Task item =>
When a line of the records contains "this", copy it.
=== Begin Enclosure ===
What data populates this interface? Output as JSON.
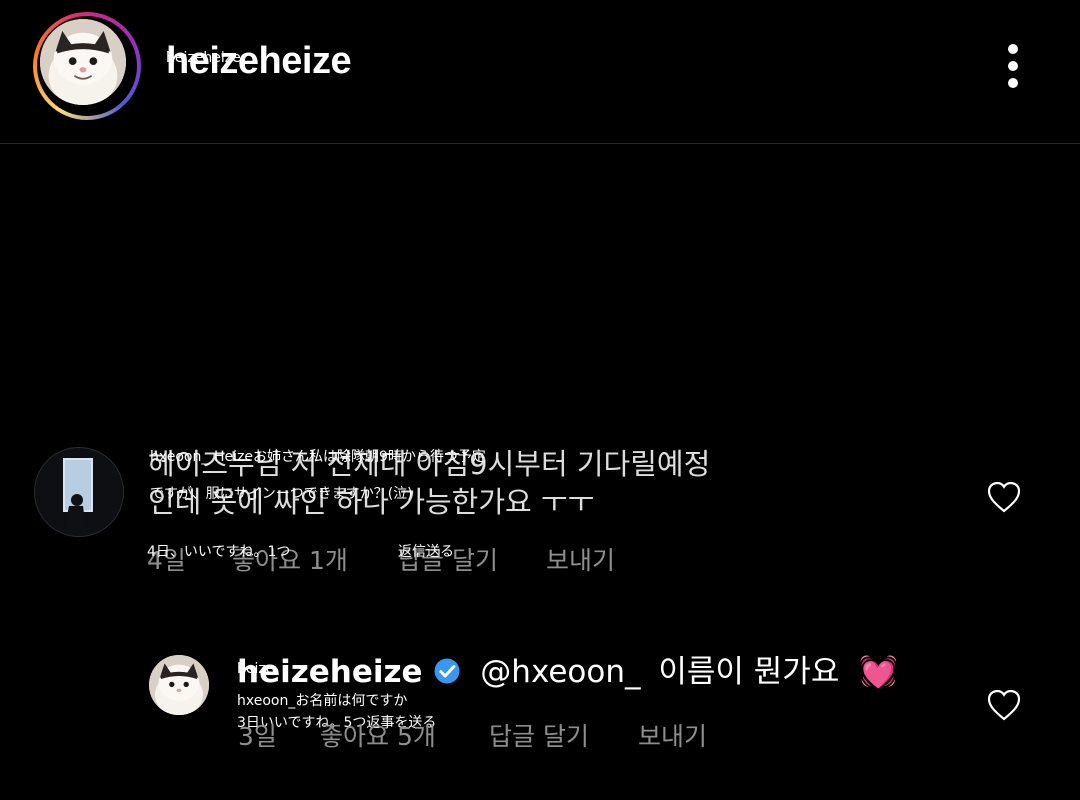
{
  "header": {
    "username": "heizeheize",
    "overlay_label": "heizeheize",
    "more_icon": "more-vertical-icon"
  },
  "comment": {
    "author_overlay": "hxeoon_",
    "text_overlay_line1": "Heizeお姉さん私は除隊朝9時から待つ予定",
    "text_overlay_line2": "ですが、服にサインーつできますか？(泣)",
    "text_line1": "헤이즈누님 저 전제대 아침9시부터 기다릴예정",
    "text_line2": "인데 옷에 싸인 하나 가능한가요 ㅜㅜ",
    "meta_overlay": "4日、いいですね。1つ",
    "reply_overlay": "返信送る",
    "time": "4일",
    "likes": "좋아요 1개",
    "reply_label": "답글 달기",
    "send_label": "보내기"
  },
  "reply": {
    "author": "heizeheize",
    "author_overlay": "heize",
    "mention": "@hxeoon_",
    "text": "이름이 뭔가요",
    "overlay_line1": "hxeoon_お名前は何ですか",
    "overlay_line2": "3日いいですね。5つ返事を送る",
    "time": "3일",
    "likes": "좋아요 5개",
    "reply_label": "답글 달기",
    "send_label": "보내기",
    "emoji": "💓"
  },
  "colors": {
    "background": "#000000",
    "text": "#ffffff",
    "meta": "#8e8e8e",
    "verified": "#3897f0"
  }
}
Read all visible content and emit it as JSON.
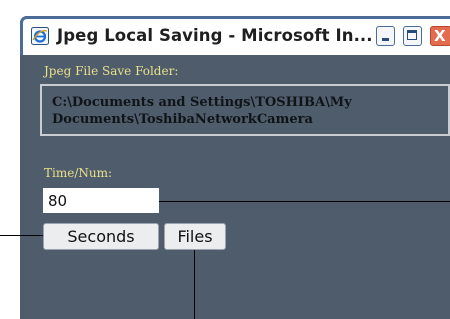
{
  "window": {
    "title": "Jpeg Local Saving - Microsoft In...",
    "icon": "internet-explorer-icon",
    "controls": {
      "minimize": "minimize-icon",
      "maximize": "maximize-icon",
      "close": "close-icon",
      "close_glyph": "X"
    }
  },
  "folder": {
    "label": "Jpeg File Save Folder:",
    "path": "C:\\Documents and Settings\\TOSHIBA\\My Documents\\ToshibaNetworkCamera"
  },
  "time": {
    "label": "Time/Num:",
    "value": "80"
  },
  "buttons": {
    "seconds": "Seconds",
    "files": "Files"
  },
  "colors": {
    "client_background": "#4f5c6b",
    "label_text": "#e8e08a",
    "title_border": "#4b6c97",
    "close_button": "#e36b4e"
  }
}
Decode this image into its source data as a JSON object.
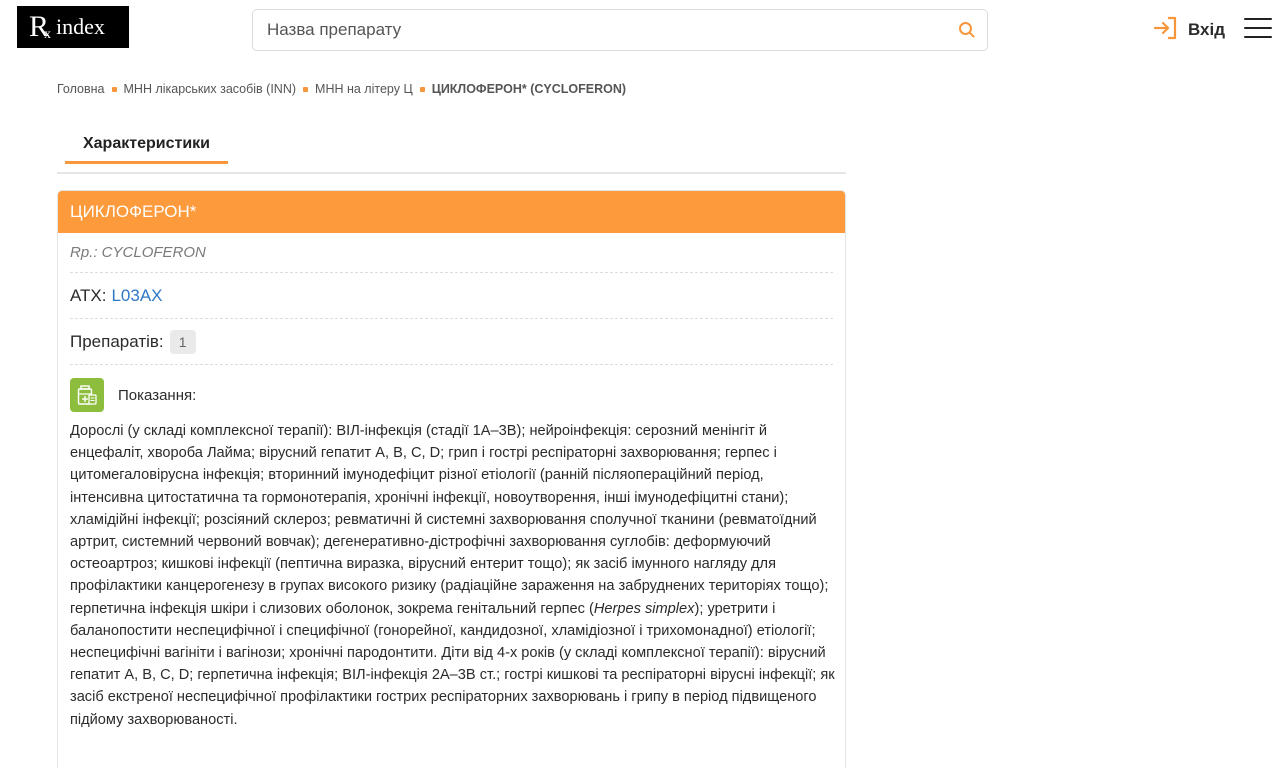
{
  "header": {
    "logo_rx": "R",
    "logo_x": "x",
    "logo_word": "index",
    "search_placeholder": "Назва препарату",
    "login_label": "Вхід",
    "accent_color": "#f7963b"
  },
  "breadcrumb": {
    "items": [
      "Головна",
      "МНН лікарських засобів (INN)",
      "МНН на літеру Ц"
    ],
    "current": "ЦИКЛОФЕРОН* (CYCLOFERON)"
  },
  "tabs": [
    {
      "label": "Характеристики",
      "active": true
    }
  ],
  "drug": {
    "title": "ЦИКЛОФЕРОН*",
    "rp": "Rp.: CYCLOFERON",
    "atx_label": "АТХ:",
    "atx_code": "L03AX",
    "preps_label": "Препаратів:",
    "preps_count": "1",
    "indications_title": "Показання:",
    "indications_part1": "Дорослі (у складі комплексної терапії): ВІЛ-інфекція (стадії 1А–3В); нейроінфекція: серозний менінгіт й енцефаліт, хвороба Лайма; вірусний гепатит А, В, С, D; грип і гострі респіраторні захворювання; герпес і цитомегаловірусна інфекція; вторинний імунодефіцит різної етіології (ранній післяопераційний період, інтенсивна цитостатична та гормонотерапія, хронічні інфекції, новоутворення, інші імунодефіцитні стани); хламідійні інфекції; розсіяний склероз; ревматичні й системні захворювання сполучної тканини (ревматоїдний артрит, системний червоний вовчак); дегенеративно-дістрофічні захворювання суглобів: деформуючий остеоартроз; кишкові інфекції (пептична виразка, вірусний ентерит тощо); як засіб імунного нагляду для профілактики канцерогенезу в групах високого ризику (радіаційне зараження на забруднених територіях тощо); герпетична інфекція шкіри і слизових оболонок, зокрема генітальний герпес (",
    "indications_italic": "Herpes simplex",
    "indications_part2": "); уретрити і баланопостити неспецифічної і специфічної (гонорейної, кандидозної, хламідіозної і трихомонадної) етіології; неспецифічні вагініти і вагінози; хронічні пародонтити. Діти від 4-х років (у складі комплексної терапії): вірусний гепатит А, В, С, D; герпетична інфекція; ВІЛ-інфекція 2А–3В ст.; гострі кишкові та респіраторні вірусні інфекції; як засіб екстреної неспецифічної профілактики гострих респіраторних захворювань і грипу в період підвищеного підйому захворюваності."
  }
}
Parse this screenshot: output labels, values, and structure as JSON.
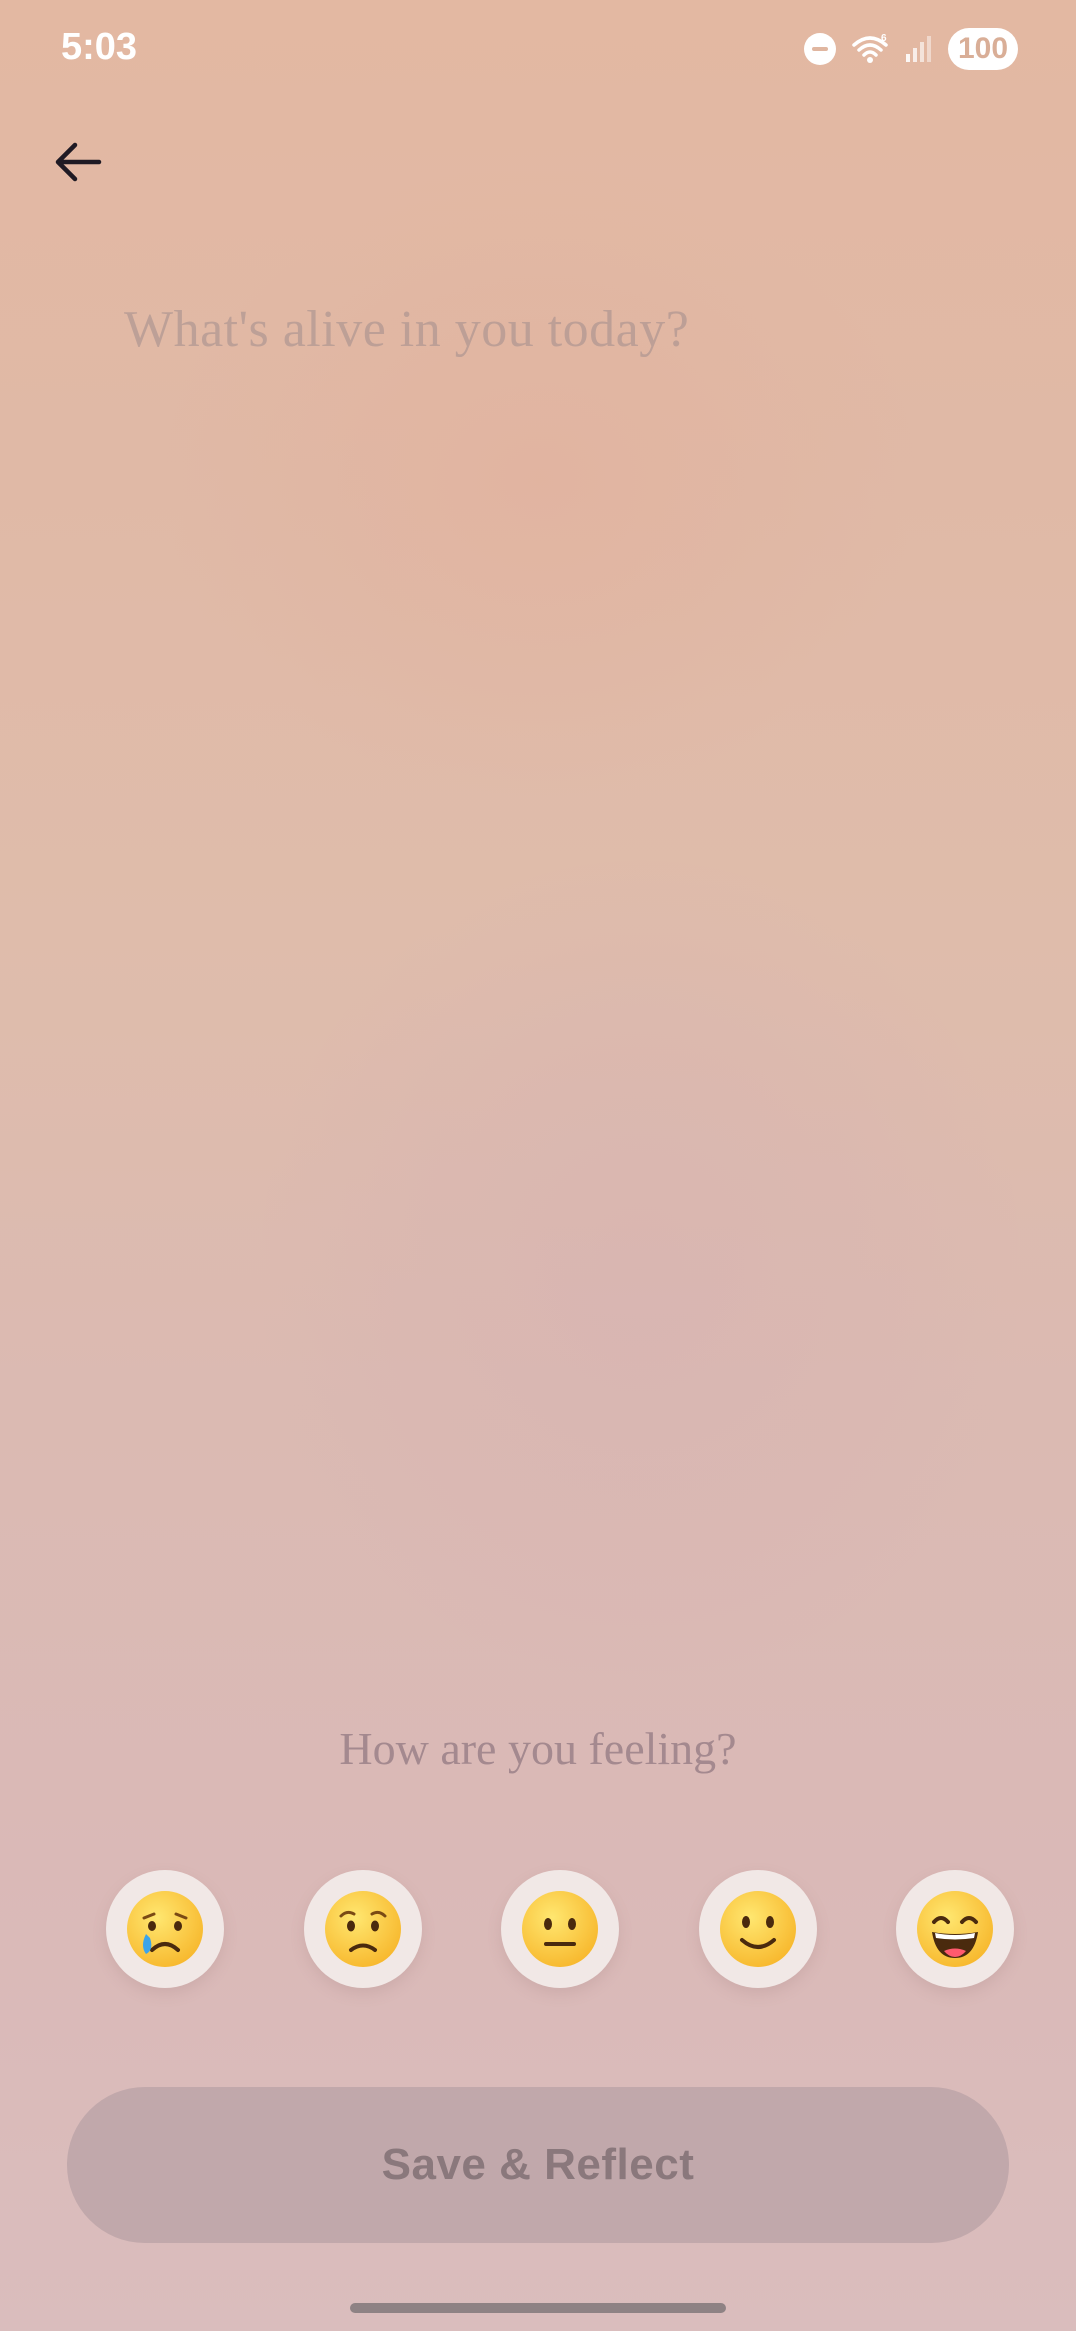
{
  "status_bar": {
    "time": "5:03",
    "battery": "100",
    "icons": [
      "do-not-disturb-icon",
      "wifi-icon",
      "signal-icon",
      "battery-icon"
    ]
  },
  "header": {
    "back_icon": "arrow-left-icon"
  },
  "journal": {
    "placeholder": "What's alive in you today?",
    "value": ""
  },
  "mood": {
    "label": "How are you feeling?",
    "options": [
      {
        "name": "crying-face",
        "icon": "crying-face-icon"
      },
      {
        "name": "worried-face",
        "icon": "worried-face-icon"
      },
      {
        "name": "neutral-face",
        "icon": "neutral-face-icon"
      },
      {
        "name": "slightly-smiling-face",
        "icon": "slightly-smiling-face-icon"
      },
      {
        "name": "grinning-face",
        "icon": "grinning-face-icon"
      }
    ]
  },
  "actions": {
    "save_label": "Save & Reflect"
  },
  "colors": {
    "background_top": "#e3b8a2",
    "background_bottom": "#dabdbd",
    "save_button": "#c1a8ab",
    "save_text": "#8a787c",
    "mood_label": "#a4898f"
  }
}
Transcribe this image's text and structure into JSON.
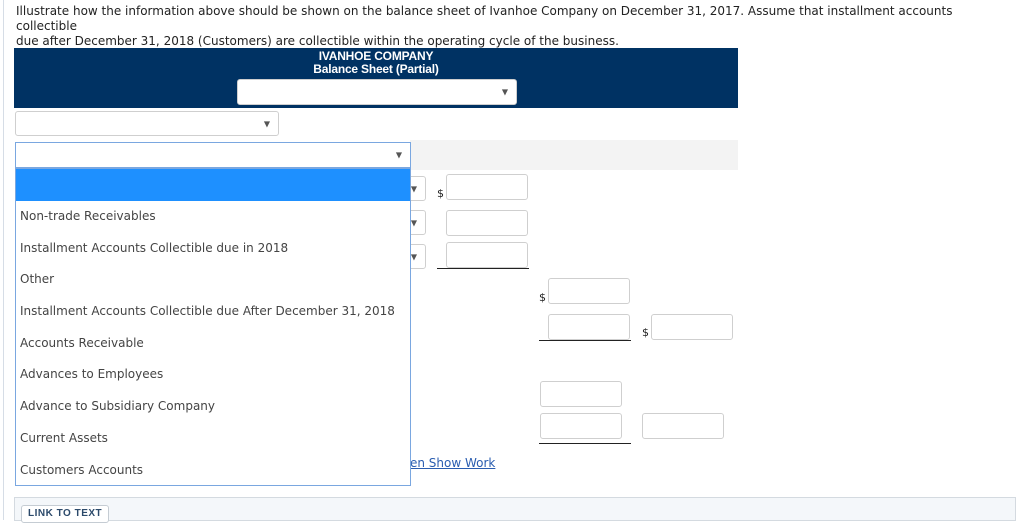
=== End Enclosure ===
Exercise output =>
What data populates this interface? Output as JSON.
Decode this image into its source data as a JSON object.
Parse this screenshot: output labels, values, and structure as JSON.
Transcribe this image's text and structure into JSON.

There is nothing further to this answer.